> _EXERCISE DATA_
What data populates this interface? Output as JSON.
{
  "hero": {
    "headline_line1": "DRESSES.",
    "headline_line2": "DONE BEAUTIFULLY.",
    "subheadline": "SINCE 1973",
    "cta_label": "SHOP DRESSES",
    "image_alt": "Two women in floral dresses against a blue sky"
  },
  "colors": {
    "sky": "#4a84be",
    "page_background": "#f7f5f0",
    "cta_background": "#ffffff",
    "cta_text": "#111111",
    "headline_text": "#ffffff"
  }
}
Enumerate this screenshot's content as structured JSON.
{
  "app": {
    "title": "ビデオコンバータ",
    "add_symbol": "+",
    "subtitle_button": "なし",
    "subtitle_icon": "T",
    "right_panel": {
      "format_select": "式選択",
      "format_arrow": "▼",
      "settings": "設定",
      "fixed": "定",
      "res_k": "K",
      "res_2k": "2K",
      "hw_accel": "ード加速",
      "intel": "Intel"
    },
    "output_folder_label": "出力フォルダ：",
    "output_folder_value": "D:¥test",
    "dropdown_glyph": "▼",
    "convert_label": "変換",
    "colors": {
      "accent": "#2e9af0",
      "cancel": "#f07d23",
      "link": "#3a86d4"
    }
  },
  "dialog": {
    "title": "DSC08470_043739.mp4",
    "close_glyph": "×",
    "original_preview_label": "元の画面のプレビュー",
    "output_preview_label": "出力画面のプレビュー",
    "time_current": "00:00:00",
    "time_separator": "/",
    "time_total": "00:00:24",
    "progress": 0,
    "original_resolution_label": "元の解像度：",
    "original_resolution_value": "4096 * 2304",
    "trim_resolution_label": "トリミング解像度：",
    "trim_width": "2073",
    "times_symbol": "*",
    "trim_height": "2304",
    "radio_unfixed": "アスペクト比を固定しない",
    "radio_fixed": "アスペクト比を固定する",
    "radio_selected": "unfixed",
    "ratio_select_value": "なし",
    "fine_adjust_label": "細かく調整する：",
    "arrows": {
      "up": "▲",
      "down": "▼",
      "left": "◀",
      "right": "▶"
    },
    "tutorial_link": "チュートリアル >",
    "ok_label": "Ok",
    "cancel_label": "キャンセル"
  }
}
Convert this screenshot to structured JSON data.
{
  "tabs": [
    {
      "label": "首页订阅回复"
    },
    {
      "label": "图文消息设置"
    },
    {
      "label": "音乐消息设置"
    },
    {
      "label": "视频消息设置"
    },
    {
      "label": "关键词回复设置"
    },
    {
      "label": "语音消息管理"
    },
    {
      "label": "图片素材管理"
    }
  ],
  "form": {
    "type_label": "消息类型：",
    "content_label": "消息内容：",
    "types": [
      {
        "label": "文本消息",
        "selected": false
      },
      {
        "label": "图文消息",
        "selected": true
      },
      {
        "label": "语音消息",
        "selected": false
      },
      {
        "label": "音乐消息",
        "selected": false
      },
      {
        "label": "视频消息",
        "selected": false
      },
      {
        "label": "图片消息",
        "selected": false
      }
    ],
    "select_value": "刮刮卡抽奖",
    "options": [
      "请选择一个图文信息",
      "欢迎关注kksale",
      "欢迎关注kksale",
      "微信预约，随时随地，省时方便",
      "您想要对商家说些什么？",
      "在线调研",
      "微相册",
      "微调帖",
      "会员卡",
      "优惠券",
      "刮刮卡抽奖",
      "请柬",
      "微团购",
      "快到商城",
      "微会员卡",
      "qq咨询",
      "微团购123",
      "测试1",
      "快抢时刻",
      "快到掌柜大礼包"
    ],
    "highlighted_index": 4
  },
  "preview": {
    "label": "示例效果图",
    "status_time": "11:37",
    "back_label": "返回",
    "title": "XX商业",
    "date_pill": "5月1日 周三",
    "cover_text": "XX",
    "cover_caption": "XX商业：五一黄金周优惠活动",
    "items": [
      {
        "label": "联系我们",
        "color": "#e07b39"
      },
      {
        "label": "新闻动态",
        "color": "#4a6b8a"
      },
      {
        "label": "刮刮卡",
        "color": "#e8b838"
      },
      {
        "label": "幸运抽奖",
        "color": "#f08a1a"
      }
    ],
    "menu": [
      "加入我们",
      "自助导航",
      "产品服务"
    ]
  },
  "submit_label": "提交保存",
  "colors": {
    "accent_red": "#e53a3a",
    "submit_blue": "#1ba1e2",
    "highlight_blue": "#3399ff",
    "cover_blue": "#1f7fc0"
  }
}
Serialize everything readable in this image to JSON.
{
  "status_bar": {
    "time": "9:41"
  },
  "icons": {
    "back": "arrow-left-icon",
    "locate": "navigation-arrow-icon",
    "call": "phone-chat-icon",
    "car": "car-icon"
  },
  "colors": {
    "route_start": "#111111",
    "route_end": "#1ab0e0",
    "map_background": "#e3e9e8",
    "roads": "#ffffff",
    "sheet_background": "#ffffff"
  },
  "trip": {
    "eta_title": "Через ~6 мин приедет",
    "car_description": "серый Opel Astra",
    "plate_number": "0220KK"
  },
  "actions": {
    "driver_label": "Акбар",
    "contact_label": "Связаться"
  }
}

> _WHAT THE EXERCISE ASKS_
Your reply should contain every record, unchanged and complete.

> _SOLUTION BELOW_
What data populates this interface? Output as JSON.
{
  "hero": {
    "headline_line1": "DRESSES.",
    "headline_line2": "DONE BEAUTIFULLY.",
    "subheadline": "SINCE 1973",
    "cta_label": "SHOP DRESSES",
    "image_alt": "Two women in floral dresses against a blue sky"
  },
  "colors": {
    "sky": "#4a84be",
    "page_background": "#f7f5f0",
    "cta_background": "#ffffff",
    "cta_text": "#111111",
    "headline_text": "#ffffff"
  }
}
Enumerate this screenshot's content as structured JSON.
{
  "app": {
    "title": "ビデオコンバータ",
    "add_symbol": "+",
    "subtitle_button": "なし",
    "subtitle_icon": "T",
    "right_panel": {
      "format_select": "式選択",
      "format_arrow": "▼",
      "settings": "設定",
      "fixed": "定",
      "res_k": "K",
      "res_2k": "2K",
      "hw_accel": "ード加速",
      "intel": "Intel"
    },
    "output_folder_label": "出力フォルダ：",
    "output_folder_value": "D:¥test",
    "dropdown_glyph": "▼",
    "convert_label": "変換",
    "colors": {
      "accent": "#2e9af0",
      "cancel": "#f07d23",
      "link": "#3a86d4"
    }
  },
  "dialog": {
    "title": "DSC08470_043739.mp4",
    "close_glyph": "×",
    "original_preview_label": "元の画面のプレビュー",
    "output_preview_label": "出力画面のプレビュー",
    "time_current": "00:00:00",
    "time_separator": "/",
    "time_total": "00:00:24",
    "progress": 0,
    "original_resolution_label": "元の解像度：",
    "original_resolution_value": "4096 * 2304",
    "trim_resolution_label": "トリミング解像度：",
    "trim_width": "2073",
    "times_symbol": "*",
    "trim_height": "2304",
    "radio_unfixed": "アスペクト比を固定しない",
    "radio_fixed": "アスペクト比を固定する",
    "radio_selected": "unfixed",
    "ratio_select_value": "なし",
    "fine_adjust_label": "細かく調整する：",
    "arrows": {
      "up": "▲",
      "down": "▼",
      "left": "◀",
      "right": "▶"
    },
    "tutorial_link": "チュートリアル >",
    "ok_label": "Ok",
    "cancel_label": "キャンセル"
  }
}
Convert this screenshot to structured JSON data.
{
  "tabs": [
    {
      "label": "首页订阅回复"
    },
    {
      "label": "图文消息设置"
    },
    {
      "label": "音乐消息设置"
    },
    {
      "label": "视频消息设置"
    },
    {
      "label": "关键词回复设置"
    },
    {
      "label": "语音消息管理"
    },
    {
      "label": "图片素材管理"
    }
  ],
  "form": {
    "type_label": "消息类型：",
    "content_label": "消息内容：",
    "types": [
      {
        "label": "文本消息",
        "selected": false
      },
      {
        "label": "图文消息",
        "selected": true
      },
      {
        "label": "语音消息",
        "selected": false
      },
      {
        "label": "音乐消息",
        "selected": false
      },
      {
        "label": "视频消息",
        "selected": false
      },
      {
        "label": "图片消息",
        "selected": false
      }
    ],
    "select_value": "刮刮卡抽奖",
    "options": [
      "请选择一个图文信息",
      "欢迎关注kksale",
      "欢迎关注kksale",
      "微信预约，随时随地，省时方便",
      "您想要对商家说些什么？",
      "在线调研",
      "微相册",
      "微调帖",
      "会员卡",
      "优惠券",
      "刮刮卡抽奖",
      "请柬",
      "微团购",
      "快到商城",
      "微会员卡",
      "qq咨询",
      "微团购123",
      "测试1",
      "快抢时刻",
      "快到掌柜大礼包"
    ],
    "highlighted_index": 4
  },
  "preview": {
    "label": "示例效果图",
    "status_time": "11:37",
    "back_label": "返回",
    "title": "XX商业",
    "date_pill": "5月1日 周三",
    "cover_text": "XX",
    "cover_caption": "XX商业：五一黄金周优惠活动",
    "items": [
      {
        "label": "联系我们",
        "color": "#e07b39"
      },
      {
        "label": "新闻动态",
        "color": "#4a6b8a"
      },
      {
        "label": "刮刮卡",
        "color": "#e8b838"
      },
      {
        "label": "幸运抽奖",
        "color": "#f08a1a"
      }
    ],
    "menu": [
      "加入我们",
      "自助导航",
      "产品服务"
    ]
  },
  "submit_label": "提交保存",
  "colors": {
    "accent_red": "#e53a3a",
    "submit_blue": "#1ba1e2",
    "highlight_blue": "#3399ff",
    "cover_blue": "#1f7fc0"
  }
}
Serialize everything readable in this image to JSON.
{
  "status_bar": {
    "time": "9:41"
  },
  "icons": {
    "back": "arrow-left-icon",
    "locate": "navigation-arrow-icon",
    "call": "phone-chat-icon",
    "car": "car-icon"
  },
  "colors": {
    "route_start": "#111111",
    "route_end": "#1ab0e0",
    "map_background": "#e3e9e8",
    "roads": "#ffffff",
    "sheet_background": "#ffffff"
  },
  "trip": {
    "eta_title": "Через ~6 мин приедет",
    "car_description": "серый Opel Astra",
    "plate_number": "0220KK"
  },
  "actions": {
    "driver_label": "Акбар",
    "contact_label": "Связаться"
  }
}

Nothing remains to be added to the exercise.